I love this line of dresses by Stop Staring shown above. They are retro yet still feel fashionable to me. How do they achieve this fit? By using fabrics with some stretch in them which make them easier to sew up and fit because of the stretch. For those of us into sewing vintage patterns, it's a bit like cheating, but why not try to make one anyway? They have to be much easier to make than your standard vintage bombshell dress pattern which must be fitted perfectly with lots of darts and things. Stop Staring dresses come in sizes small, medium, and large, which you would never find in the fitted, woven dresses from the actual forties and fifties. I want to make a sheath dress with a fit like this so I have been trying to figure out how I am going to do it.
Stop Staring is actually adapting looks which probably have already been designed but what they DO do differently is use the fabrics with stretch in them. I could just buy one and copy it but that would make it too easy, wouldn't it?I'm thinking if I use a stretchy, woven fabric like a stretch twill or bengaline, and a vintage pattern, but cut the pattern in a smaller size to account for the stretchiness, that might work.

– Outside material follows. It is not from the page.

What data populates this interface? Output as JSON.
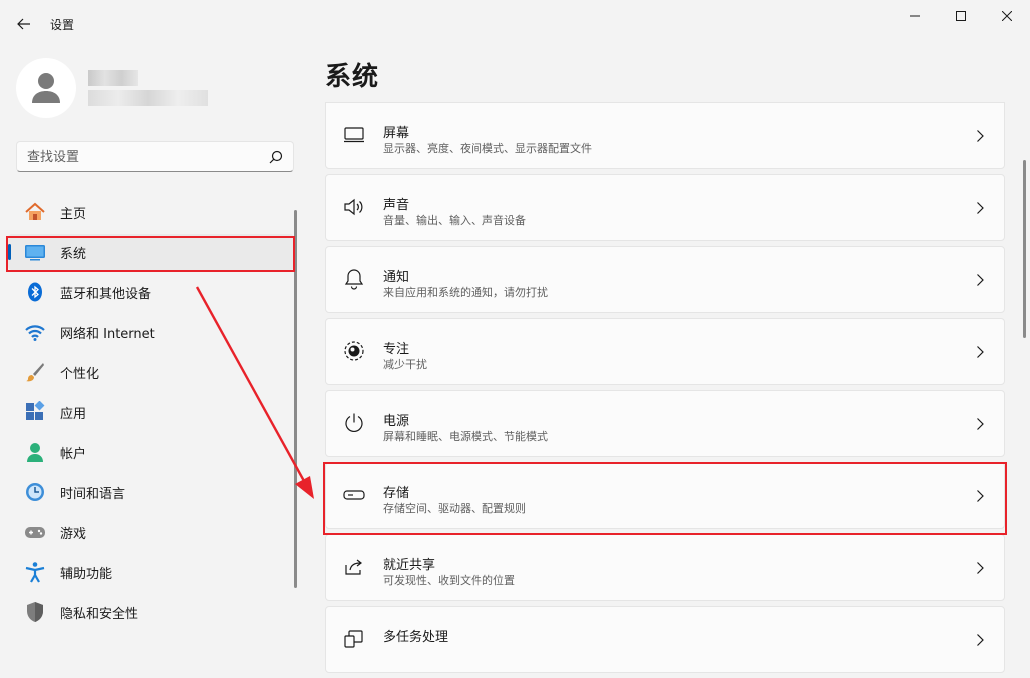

On My Sewing TableI am working on a simple stretch dress right now. It's going to be a navy and striped sheath and it was inspired by this week's nautical theme over at the Sew Weekly. I can hopefully finish this before my trip on Saturday.
My fitted Sheath Project:

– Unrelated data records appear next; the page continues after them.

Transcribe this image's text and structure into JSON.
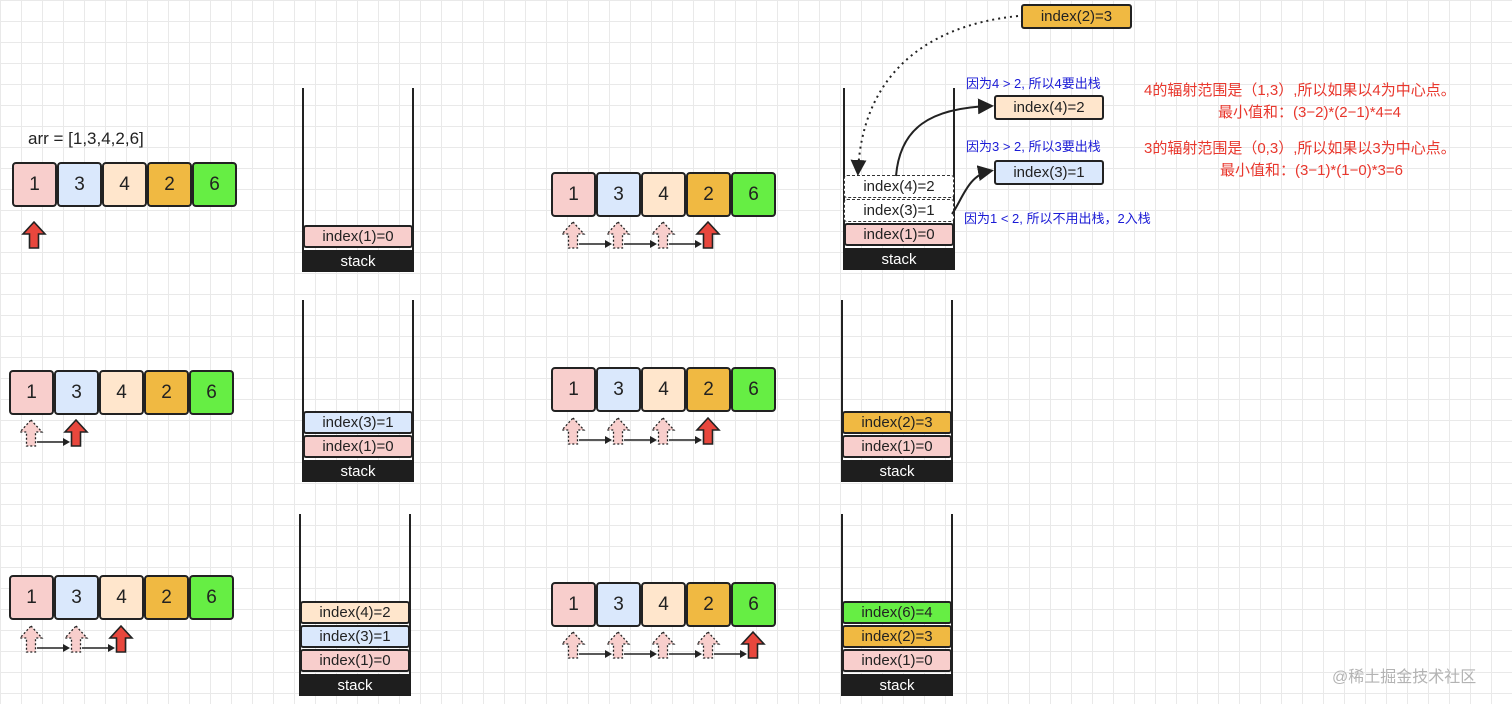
{
  "colors": {
    "pink": "#f8cecc",
    "blue": "#dae8fc",
    "peach": "#ffe6cc",
    "orange": "#f0b942",
    "green": "#66ee44",
    "pointer_red": "#e8473d",
    "pointer_ghost": "#f8cecc",
    "base": "#1e1e1e",
    "blue_text": "#1b1bd6",
    "red_text": "#e8372d"
  },
  "array_label": "arr  = [1,3,4,2,6]",
  "array_values": [
    "1",
    "3",
    "4",
    "2",
    "6"
  ],
  "array_colors": [
    "pink",
    "blue",
    "peach",
    "orange",
    "green"
  ],
  "stack_label": "stack",
  "steps": [
    {
      "id": "step1",
      "pointer": 0,
      "stack": [
        {
          "text": "index(1)=0",
          "color": "pink"
        }
      ]
    },
    {
      "id": "step2",
      "pointer": 1,
      "stack": [
        {
          "text": "index(3)=1",
          "color": "blue"
        },
        {
          "text": "index(1)=0",
          "color": "pink"
        }
      ]
    },
    {
      "id": "step3",
      "pointer": 2,
      "stack": [
        {
          "text": "index(4)=2",
          "color": "peach"
        },
        {
          "text": "index(3)=1",
          "color": "blue"
        },
        {
          "text": "index(1)=0",
          "color": "pink"
        }
      ]
    },
    {
      "id": "step4",
      "pointer": 3,
      "stack": [
        {
          "text": "index(4)=2",
          "color": "white"
        },
        {
          "text": "index(3)=1",
          "color": "white"
        },
        {
          "text": "index(1)=0",
          "color": "pink"
        }
      ]
    },
    {
      "id": "step5",
      "pointer": 3,
      "stack": [
        {
          "text": "index(2)=3",
          "color": "orange"
        },
        {
          "text": "index(1)=0",
          "color": "pink"
        }
      ]
    },
    {
      "id": "step6",
      "pointer": 4,
      "stack": [
        {
          "text": "index(6)=4",
          "color": "green"
        },
        {
          "text": "index(2)=3",
          "color": "orange"
        },
        {
          "text": "index(1)=0",
          "color": "pink"
        }
      ]
    }
  ],
  "popped": [
    {
      "text": "index(4)=2",
      "color": "peach"
    },
    {
      "text": "index(3)=1",
      "color": "blue"
    }
  ],
  "pushed": {
    "text": "index(2)=3",
    "color": "orange"
  },
  "notes": {
    "pop4": "因为4 > 2, 所以4要出栈",
    "pop3": "因为3 > 2, 所以3要出栈",
    "push2": "因为1 < 2, 所以不用出栈，2入栈",
    "range4_line1": "4的辐射范围是（1,3）,所以如果以4为中心点。",
    "range4_line2": "最小值和：(3−2)*(2−1)*4=4",
    "range3_line1": "3的辐射范围是（0,3）,所以如果以3为中心点。",
    "range3_line2": "最小值和：(3−1)*(1−0)*3=6"
  },
  "watermark": "@稀土掘金技术社区"
}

I am using the Vogue pattern which I made in black here as a base for my sailor design I am working on as a part of the Sew Weekly Challenge. I'll be using a navy stretch double knit for the skirt and a navy and white striped stretch cotton knit for the bodice for a sailor look.
|Starboard Dress Modcloth|
Of course I'm a bit late in the summer for a nautical dress!
Now dear readers, Have you ever made a dress from a pattern meant for normal non stretchy woven fabric out of knit fabric? Did it work out?